Data records.
--- START ---
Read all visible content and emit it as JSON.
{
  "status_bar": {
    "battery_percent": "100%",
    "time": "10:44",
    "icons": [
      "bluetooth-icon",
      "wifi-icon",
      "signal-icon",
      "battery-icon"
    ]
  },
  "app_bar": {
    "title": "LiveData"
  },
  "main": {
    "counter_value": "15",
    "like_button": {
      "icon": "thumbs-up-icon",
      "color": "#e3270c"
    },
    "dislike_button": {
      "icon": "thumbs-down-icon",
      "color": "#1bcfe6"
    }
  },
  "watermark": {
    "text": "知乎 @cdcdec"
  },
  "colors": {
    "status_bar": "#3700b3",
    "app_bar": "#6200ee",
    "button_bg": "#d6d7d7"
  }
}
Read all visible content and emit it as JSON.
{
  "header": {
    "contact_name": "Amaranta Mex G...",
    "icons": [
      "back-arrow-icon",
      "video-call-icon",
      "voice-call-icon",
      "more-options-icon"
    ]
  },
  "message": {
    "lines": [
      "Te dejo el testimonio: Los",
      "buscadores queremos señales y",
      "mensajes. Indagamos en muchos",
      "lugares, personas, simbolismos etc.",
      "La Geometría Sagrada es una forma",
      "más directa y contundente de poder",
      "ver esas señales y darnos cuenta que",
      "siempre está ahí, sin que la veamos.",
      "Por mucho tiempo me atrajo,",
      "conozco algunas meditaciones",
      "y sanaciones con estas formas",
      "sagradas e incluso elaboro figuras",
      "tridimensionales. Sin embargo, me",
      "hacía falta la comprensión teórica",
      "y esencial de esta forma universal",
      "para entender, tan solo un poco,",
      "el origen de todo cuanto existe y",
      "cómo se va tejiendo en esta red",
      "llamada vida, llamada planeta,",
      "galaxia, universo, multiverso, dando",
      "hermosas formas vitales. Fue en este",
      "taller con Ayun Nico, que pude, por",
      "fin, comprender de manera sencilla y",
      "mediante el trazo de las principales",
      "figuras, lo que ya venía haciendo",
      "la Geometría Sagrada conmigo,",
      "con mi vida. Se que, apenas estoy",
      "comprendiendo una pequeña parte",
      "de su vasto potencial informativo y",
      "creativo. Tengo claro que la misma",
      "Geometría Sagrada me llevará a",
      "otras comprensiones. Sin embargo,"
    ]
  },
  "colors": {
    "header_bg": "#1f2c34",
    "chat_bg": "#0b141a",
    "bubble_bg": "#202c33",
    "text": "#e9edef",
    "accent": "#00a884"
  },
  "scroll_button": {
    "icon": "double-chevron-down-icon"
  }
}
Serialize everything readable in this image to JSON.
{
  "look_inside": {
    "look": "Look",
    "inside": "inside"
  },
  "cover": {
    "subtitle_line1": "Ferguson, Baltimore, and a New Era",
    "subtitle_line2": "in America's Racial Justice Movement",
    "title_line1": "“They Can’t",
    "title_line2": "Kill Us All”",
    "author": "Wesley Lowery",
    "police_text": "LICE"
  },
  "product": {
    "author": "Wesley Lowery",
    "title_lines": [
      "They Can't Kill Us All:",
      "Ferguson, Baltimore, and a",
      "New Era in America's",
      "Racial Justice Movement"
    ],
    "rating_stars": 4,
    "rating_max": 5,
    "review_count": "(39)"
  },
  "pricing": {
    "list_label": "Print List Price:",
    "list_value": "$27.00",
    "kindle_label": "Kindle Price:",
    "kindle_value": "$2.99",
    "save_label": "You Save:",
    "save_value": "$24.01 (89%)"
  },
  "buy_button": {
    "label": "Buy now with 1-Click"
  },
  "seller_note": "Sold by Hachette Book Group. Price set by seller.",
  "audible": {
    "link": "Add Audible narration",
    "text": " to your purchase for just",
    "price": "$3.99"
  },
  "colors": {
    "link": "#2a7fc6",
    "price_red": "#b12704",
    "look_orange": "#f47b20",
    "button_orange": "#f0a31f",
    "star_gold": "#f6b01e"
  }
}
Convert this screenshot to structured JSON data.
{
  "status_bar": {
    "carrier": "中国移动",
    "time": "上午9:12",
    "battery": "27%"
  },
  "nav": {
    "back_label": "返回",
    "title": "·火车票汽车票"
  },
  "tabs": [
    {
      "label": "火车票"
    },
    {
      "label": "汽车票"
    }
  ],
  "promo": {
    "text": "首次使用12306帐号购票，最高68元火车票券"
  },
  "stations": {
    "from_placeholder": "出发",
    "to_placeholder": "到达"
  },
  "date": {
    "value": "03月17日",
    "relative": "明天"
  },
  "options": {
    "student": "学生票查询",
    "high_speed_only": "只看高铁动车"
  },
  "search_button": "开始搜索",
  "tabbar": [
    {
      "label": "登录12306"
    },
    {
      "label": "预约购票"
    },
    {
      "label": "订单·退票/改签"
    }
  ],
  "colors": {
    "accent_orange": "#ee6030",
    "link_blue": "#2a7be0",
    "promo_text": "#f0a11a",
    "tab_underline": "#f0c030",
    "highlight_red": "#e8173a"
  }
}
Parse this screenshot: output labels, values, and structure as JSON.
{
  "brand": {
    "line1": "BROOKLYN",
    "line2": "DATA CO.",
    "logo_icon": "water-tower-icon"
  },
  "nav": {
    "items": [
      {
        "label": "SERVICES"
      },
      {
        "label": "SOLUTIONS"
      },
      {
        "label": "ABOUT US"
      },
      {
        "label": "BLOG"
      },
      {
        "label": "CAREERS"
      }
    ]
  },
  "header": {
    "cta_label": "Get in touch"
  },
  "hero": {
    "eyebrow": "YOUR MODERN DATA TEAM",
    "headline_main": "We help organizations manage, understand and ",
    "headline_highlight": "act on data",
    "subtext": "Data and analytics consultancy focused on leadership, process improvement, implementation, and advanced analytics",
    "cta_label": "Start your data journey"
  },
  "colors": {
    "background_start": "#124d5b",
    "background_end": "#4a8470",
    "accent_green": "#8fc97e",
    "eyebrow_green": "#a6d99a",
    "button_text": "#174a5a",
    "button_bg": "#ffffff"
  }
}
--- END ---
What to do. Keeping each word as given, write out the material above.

Answer below.
Read all visible content and emit it as JSON.
{
  "status_bar": {
    "battery_percent": "100%",
    "time": "10:44",
    "icons": [
      "bluetooth-icon",
      "wifi-icon",
      "signal-icon",
      "battery-icon"
    ]
  },
  "app_bar": {
    "title": "LiveData"
  },
  "main": {
    "counter_value": "15",
    "like_button": {
      "icon": "thumbs-up-icon",
      "color": "#e3270c"
    },
    "dislike_button": {
      "icon": "thumbs-down-icon",
      "color": "#1bcfe6"
    }
  },
  "watermark": {
    "text": "知乎 @cdcdec"
  },
  "colors": {
    "status_bar": "#3700b3",
    "app_bar": "#6200ee",
    "button_bg": "#d6d7d7"
  }
}
Read all visible content and emit it as JSON.
{
  "header": {
    "contact_name": "Amaranta Mex G...",
    "icons": [
      "back-arrow-icon",
      "video-call-icon",
      "voice-call-icon",
      "more-options-icon"
    ]
  },
  "message": {
    "lines": [
      "Te dejo el testimonio: Los",
      "buscadores queremos señales y",
      "mensajes. Indagamos en muchos",
      "lugares, personas, simbolismos etc.",
      "La Geometría Sagrada es una forma",
      "más directa y contundente de poder",
      "ver esas señales y darnos cuenta que",
      "siempre está ahí, sin que la veamos.",
      "Por mucho tiempo me atrajo,",
      "conozco algunas meditaciones",
      "y sanaciones con estas formas",
      "sagradas e incluso elaboro figuras",
      "tridimensionales. Sin embargo, me",
      "hacía falta la comprensión teórica",
      "y esencial de esta forma universal",
      "para entender, tan solo un poco,",
      "el origen de todo cuanto existe y",
      "cómo se va tejiendo en esta red",
      "llamada vida, llamada planeta,",
      "galaxia, universo, multiverso, dando",
      "hermosas formas vitales. Fue en este",
      "taller con Ayun Nico, que pude, por",
      "fin, comprender de manera sencilla y",
      "mediante el trazo de las principales",
      "figuras, lo que ya venía haciendo",
      "la Geometría Sagrada conmigo,",
      "con mi vida. Se que, apenas estoy",
      "comprendiendo una pequeña parte",
      "de su vasto potencial informativo y",
      "creativo. Tengo claro que la misma",
      "Geometría Sagrada me llevará a",
      "otras comprensiones. Sin embargo,"
    ]
  },
  "colors": {
    "header_bg": "#1f2c34",
    "chat_bg": "#0b141a",
    "bubble_bg": "#202c33",
    "text": "#e9edef",
    "accent": "#00a884"
  },
  "scroll_button": {
    "icon": "double-chevron-down-icon"
  }
}
Serialize everything readable in this image to JSON.
{
  "look_inside": {
    "look": "Look",
    "inside": "inside"
  },
  "cover": {
    "subtitle_line1": "Ferguson, Baltimore, and a New Era",
    "subtitle_line2": "in America's Racial Justice Movement",
    "title_line1": "“They Can’t",
    "title_line2": "Kill Us All”",
    "author": "Wesley Lowery",
    "police_text": "LICE"
  },
  "product": {
    "author": "Wesley Lowery",
    "title_lines": [
      "They Can't Kill Us All:",
      "Ferguson, Baltimore, and a",
      "New Era in America's",
      "Racial Justice Movement"
    ],
    "rating_stars": 4,
    "rating_max": 5,
    "review_count": "(39)"
  },
  "pricing": {
    "list_label": "Print List Price:",
    "list_value": "$27.00",
    "kindle_label": "Kindle Price:",
    "kindle_value": "$2.99",
    "save_label": "You Save:",
    "save_value": "$24.01 (89%)"
  },
  "buy_button": {
    "label": "Buy now with 1-Click"
  },
  "seller_note": "Sold by Hachette Book Group. Price set by seller.",
  "audible": {
    "link": "Add Audible narration",
    "text": " to your purchase for just",
    "price": "$3.99"
  },
  "colors": {
    "link": "#2a7fc6",
    "price_red": "#b12704",
    "look_orange": "#f47b20",
    "button_orange": "#f0a31f",
    "star_gold": "#f6b01e"
  }
}
Convert this screenshot to structured JSON data.
{
  "status_bar": {
    "carrier": "中国移动",
    "time": "上午9:12",
    "battery": "27%"
  },
  "nav": {
    "back_label": "返回",
    "title": "·火车票汽车票"
  },
  "tabs": [
    {
      "label": "火车票"
    },
    {
      "label": "汽车票"
    }
  ],
  "promo": {
    "text": "首次使用12306帐号购票，最高68元火车票券"
  },
  "stations": {
    "from_placeholder": "出发",
    "to_placeholder": "到达"
  },
  "date": {
    "value": "03月17日",
    "relative": "明天"
  },
  "options": {
    "student": "学生票查询",
    "high_speed_only": "只看高铁动车"
  },
  "search_button": "开始搜索",
  "tabbar": [
    {
      "label": "登录12306"
    },
    {
      "label": "预约购票"
    },
    {
      "label": "订单·退票/改签"
    }
  ],
  "colors": {
    "accent_orange": "#ee6030",
    "link_blue": "#2a7be0",
    "promo_text": "#f0a11a",
    "tab_underline": "#f0c030",
    "highlight_red": "#e8173a"
  }
}
Parse this screenshot: output labels, values, and structure as JSON.
{
  "brand": {
    "line1": "BROOKLYN",
    "line2": "DATA CO.",
    "logo_icon": "water-tower-icon"
  },
  "nav": {
    "items": [
      {
        "label": "SERVICES"
      },
      {
        "label": "SOLUTIONS"
      },
      {
        "label": "ABOUT US"
      },
      {
        "label": "BLOG"
      },
      {
        "label": "CAREERS"
      }
    ]
  },
  "header": {
    "cta_label": "Get in touch"
  },
  "hero": {
    "eyebrow": "YOUR MODERN DATA TEAM",
    "headline_main": "We help organizations manage, understand and ",
    "headline_highlight": "act on data",
    "subtext": "Data and analytics consultancy focused on leadership, process improvement, implementation, and advanced analytics",
    "cta_label": "Start your data journey"
  },
  "colors": {
    "background_start": "#124d5b",
    "background_end": "#4a8470",
    "accent_green": "#8fc97e",
    "eyebrow_green": "#a6d99a",
    "button_text": "#174a5a",
    "button_bg": "#ffffff"
  }
}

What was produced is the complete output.